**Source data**
------------------------------------
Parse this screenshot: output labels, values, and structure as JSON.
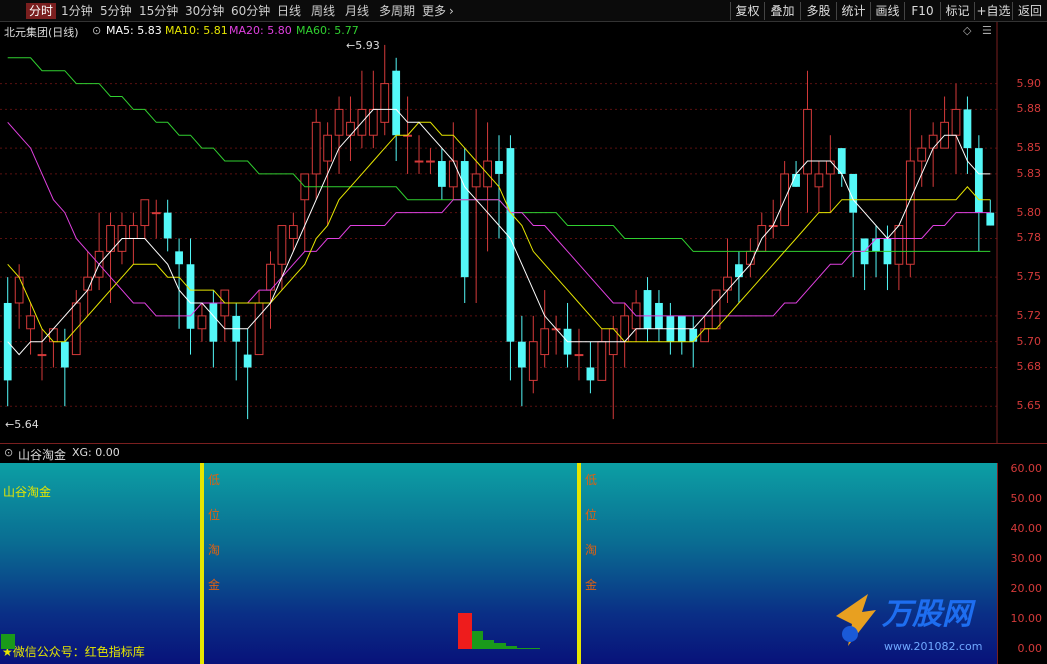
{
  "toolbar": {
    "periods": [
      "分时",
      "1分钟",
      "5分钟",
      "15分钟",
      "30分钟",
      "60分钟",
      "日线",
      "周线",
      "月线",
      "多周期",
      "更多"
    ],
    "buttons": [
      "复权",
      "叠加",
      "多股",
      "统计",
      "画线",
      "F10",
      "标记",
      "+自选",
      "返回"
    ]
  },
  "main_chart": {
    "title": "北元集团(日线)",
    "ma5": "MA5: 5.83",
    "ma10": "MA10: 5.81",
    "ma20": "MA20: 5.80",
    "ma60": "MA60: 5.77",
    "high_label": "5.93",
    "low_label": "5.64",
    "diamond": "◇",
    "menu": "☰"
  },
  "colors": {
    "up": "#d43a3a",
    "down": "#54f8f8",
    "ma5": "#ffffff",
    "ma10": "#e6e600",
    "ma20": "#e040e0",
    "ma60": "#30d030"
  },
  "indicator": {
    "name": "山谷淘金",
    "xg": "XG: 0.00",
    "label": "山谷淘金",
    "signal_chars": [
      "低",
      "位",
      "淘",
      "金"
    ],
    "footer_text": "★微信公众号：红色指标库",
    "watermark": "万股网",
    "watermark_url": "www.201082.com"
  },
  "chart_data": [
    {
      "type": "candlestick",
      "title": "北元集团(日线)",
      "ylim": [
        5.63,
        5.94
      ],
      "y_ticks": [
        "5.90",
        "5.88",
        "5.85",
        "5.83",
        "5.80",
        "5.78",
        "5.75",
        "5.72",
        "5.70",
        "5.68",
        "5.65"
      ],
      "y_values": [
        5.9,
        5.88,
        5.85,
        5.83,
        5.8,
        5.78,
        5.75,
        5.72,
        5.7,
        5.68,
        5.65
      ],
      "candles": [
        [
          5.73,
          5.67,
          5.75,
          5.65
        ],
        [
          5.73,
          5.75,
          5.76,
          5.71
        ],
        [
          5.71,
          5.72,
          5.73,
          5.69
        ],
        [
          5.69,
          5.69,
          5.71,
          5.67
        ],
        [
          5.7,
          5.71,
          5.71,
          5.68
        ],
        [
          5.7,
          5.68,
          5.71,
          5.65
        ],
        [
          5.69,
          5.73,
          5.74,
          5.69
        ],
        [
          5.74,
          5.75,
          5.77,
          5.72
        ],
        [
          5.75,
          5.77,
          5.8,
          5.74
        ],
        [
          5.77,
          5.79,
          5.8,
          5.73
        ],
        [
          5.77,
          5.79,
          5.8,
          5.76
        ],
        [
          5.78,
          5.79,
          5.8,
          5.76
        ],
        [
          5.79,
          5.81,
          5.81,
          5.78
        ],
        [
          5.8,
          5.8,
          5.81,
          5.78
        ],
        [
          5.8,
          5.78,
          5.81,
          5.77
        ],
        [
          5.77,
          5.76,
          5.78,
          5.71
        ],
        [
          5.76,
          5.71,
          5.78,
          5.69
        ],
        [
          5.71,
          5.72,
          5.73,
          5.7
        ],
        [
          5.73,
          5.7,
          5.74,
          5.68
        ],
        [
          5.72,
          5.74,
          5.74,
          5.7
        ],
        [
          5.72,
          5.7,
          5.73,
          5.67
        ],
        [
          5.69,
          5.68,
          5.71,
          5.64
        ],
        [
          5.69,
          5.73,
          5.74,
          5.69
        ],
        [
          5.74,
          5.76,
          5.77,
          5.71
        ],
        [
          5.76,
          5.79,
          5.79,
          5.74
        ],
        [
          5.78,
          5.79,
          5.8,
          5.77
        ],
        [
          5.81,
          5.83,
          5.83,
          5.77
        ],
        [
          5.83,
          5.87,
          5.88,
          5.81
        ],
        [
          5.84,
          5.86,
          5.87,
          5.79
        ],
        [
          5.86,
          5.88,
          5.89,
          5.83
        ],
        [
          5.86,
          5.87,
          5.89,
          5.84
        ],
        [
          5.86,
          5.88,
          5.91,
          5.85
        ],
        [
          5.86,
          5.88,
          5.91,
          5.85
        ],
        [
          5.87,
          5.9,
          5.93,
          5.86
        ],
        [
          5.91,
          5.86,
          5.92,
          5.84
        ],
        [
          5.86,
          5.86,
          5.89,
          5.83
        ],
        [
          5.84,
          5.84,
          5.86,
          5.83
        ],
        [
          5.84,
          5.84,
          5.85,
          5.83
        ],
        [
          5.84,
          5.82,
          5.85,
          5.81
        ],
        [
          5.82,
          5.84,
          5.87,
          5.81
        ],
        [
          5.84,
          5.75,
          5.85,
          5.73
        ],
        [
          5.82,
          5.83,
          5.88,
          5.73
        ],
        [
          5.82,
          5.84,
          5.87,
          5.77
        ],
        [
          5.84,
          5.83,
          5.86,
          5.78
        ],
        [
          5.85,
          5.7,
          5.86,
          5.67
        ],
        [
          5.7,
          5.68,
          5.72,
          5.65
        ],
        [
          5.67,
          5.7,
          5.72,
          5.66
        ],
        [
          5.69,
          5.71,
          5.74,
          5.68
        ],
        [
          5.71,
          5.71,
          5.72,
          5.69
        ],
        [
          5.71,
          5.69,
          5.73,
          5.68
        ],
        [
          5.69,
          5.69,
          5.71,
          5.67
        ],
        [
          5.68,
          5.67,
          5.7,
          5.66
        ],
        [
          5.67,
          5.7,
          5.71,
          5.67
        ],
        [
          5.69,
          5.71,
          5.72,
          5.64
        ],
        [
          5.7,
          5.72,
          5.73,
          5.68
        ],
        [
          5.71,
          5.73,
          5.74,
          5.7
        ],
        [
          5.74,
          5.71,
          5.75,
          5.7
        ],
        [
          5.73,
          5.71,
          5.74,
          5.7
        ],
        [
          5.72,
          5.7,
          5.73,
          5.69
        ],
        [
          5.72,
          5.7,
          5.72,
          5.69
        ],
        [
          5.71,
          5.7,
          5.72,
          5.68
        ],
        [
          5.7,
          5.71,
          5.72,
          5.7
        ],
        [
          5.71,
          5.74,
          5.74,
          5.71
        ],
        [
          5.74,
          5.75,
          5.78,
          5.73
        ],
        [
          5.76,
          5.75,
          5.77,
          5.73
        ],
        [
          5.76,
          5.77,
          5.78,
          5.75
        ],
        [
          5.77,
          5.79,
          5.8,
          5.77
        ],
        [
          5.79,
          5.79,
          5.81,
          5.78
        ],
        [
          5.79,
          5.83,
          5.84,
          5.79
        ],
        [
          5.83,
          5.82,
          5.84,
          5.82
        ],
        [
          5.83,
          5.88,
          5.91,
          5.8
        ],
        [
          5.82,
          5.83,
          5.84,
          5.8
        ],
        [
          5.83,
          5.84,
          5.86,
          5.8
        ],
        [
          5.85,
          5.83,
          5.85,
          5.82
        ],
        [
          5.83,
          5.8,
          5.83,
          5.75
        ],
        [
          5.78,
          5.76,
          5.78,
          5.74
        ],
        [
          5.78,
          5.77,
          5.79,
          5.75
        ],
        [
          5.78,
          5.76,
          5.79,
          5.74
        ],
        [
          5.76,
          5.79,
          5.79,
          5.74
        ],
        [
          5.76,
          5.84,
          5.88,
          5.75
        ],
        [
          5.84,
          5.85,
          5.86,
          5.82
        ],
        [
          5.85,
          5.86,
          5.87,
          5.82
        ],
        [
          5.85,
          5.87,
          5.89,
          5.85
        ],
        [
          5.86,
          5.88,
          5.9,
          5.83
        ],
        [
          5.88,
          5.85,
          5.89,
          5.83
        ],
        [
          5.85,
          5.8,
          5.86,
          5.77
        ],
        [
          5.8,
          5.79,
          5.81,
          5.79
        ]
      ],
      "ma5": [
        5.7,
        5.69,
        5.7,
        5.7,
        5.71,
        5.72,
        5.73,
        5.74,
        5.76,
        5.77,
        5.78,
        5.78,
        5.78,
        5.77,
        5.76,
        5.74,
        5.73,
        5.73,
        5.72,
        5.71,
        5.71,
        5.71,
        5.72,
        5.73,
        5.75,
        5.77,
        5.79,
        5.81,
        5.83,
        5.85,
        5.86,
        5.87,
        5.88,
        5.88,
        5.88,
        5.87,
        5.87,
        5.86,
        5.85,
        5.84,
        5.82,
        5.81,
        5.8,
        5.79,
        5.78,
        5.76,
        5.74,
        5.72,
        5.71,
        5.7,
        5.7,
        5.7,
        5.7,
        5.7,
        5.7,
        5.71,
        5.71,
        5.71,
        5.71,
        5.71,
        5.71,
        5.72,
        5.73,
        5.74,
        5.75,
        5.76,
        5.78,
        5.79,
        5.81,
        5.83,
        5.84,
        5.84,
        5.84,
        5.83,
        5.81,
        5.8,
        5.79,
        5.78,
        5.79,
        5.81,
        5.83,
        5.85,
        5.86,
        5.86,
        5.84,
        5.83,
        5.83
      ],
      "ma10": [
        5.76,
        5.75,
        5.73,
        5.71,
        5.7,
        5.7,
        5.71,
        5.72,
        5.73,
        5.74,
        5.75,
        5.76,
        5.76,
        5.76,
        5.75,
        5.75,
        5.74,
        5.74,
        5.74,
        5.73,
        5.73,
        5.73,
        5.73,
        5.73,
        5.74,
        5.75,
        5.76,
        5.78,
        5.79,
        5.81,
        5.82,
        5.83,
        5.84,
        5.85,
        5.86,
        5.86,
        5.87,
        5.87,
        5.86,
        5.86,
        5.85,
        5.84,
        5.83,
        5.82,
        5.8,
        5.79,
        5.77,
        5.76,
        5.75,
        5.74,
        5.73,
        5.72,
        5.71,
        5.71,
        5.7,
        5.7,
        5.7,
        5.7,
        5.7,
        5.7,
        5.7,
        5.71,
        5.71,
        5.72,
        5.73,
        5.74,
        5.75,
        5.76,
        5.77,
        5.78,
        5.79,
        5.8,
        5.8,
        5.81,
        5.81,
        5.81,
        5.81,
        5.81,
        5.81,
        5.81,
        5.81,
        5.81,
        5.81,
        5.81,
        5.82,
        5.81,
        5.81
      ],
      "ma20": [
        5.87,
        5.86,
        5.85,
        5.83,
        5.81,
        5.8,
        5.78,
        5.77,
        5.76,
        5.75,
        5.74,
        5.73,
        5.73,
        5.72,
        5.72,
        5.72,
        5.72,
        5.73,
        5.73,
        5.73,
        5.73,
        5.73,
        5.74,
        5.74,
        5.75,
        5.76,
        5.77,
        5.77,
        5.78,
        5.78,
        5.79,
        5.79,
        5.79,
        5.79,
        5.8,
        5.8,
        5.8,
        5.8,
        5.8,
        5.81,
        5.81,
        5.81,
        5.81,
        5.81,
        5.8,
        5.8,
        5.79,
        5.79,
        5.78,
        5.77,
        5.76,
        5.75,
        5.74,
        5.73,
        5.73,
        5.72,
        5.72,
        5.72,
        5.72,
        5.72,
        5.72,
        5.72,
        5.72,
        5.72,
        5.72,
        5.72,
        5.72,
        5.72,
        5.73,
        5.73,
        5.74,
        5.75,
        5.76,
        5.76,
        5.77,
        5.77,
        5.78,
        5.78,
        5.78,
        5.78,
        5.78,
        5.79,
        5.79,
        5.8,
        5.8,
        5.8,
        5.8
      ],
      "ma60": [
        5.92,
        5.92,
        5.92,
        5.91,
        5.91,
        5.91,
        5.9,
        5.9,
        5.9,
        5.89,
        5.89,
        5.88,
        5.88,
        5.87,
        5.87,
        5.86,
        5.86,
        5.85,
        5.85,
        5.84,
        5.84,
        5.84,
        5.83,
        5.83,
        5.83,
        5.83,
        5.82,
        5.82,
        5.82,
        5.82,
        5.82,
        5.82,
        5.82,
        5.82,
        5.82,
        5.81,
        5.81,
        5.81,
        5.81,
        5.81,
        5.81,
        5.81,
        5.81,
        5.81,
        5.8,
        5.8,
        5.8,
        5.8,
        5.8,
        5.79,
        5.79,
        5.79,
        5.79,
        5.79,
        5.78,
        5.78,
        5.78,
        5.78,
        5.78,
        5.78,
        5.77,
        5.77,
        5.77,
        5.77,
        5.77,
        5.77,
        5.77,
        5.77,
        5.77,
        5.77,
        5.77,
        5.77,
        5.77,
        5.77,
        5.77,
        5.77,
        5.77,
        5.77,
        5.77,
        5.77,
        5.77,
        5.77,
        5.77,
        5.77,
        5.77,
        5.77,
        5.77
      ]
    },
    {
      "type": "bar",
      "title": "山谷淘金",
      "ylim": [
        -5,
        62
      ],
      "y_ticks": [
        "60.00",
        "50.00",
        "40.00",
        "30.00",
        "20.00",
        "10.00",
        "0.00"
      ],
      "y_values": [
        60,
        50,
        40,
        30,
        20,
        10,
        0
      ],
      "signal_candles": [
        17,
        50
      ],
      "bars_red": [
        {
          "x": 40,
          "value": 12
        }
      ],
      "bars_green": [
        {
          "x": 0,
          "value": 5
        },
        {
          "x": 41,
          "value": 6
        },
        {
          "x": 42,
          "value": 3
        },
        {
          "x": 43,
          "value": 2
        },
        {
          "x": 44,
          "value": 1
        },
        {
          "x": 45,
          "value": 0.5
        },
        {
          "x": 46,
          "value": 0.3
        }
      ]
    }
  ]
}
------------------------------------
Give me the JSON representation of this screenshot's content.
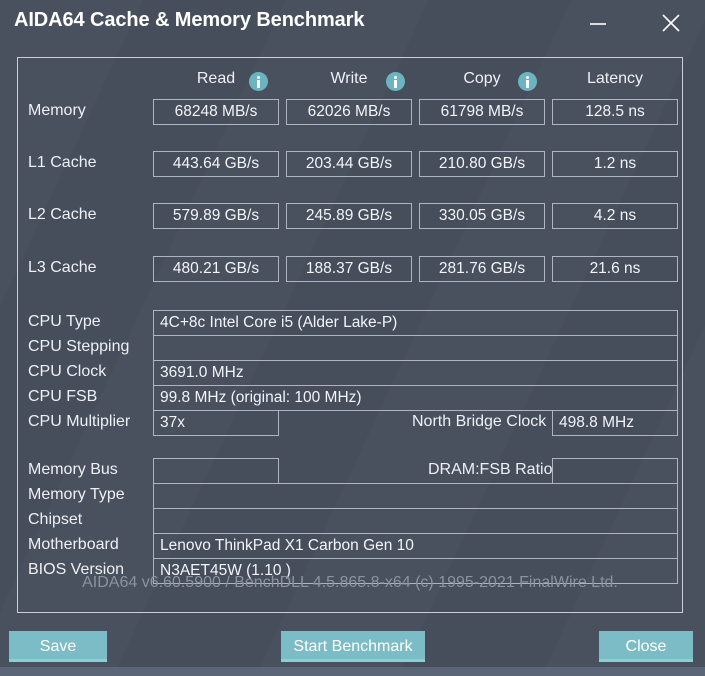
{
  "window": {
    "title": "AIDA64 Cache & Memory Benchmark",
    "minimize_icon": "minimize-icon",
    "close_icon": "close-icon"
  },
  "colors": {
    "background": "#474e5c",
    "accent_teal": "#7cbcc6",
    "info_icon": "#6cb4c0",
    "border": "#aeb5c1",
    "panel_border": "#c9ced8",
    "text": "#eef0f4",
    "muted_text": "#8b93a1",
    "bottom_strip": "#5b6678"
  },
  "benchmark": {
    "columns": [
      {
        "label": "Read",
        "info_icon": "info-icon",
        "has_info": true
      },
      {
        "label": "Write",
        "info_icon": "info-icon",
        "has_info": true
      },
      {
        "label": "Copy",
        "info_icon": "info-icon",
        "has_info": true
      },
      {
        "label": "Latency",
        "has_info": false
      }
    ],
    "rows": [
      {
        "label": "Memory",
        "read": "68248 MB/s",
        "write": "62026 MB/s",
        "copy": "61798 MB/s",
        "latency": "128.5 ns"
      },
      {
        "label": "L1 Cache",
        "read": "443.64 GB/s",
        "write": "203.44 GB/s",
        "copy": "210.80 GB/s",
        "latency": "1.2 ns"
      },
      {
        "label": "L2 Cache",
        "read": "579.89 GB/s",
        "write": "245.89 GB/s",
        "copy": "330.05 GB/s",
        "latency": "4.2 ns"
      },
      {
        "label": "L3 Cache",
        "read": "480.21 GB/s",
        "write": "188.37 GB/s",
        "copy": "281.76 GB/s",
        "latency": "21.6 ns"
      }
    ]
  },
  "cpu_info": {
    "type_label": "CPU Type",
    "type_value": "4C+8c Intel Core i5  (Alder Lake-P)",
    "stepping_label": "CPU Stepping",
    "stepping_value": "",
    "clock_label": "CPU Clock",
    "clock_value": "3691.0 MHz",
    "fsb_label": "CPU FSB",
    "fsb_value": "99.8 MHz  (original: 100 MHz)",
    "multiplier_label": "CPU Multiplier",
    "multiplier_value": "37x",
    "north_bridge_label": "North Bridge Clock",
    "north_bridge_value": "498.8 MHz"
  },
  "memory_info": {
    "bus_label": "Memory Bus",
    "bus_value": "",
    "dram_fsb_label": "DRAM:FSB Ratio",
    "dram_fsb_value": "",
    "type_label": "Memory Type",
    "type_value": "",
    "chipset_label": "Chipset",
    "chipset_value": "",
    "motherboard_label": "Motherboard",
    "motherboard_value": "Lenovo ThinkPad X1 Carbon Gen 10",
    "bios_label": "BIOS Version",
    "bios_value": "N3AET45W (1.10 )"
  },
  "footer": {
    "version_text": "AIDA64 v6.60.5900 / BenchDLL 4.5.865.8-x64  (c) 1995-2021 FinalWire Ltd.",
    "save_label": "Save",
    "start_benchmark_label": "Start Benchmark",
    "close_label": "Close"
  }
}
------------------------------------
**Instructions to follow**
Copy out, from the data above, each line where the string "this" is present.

**The answer**
Parse this screenshot: output labels, values, and structure as JSON.
Give me the JSON representation of this screenshot's content.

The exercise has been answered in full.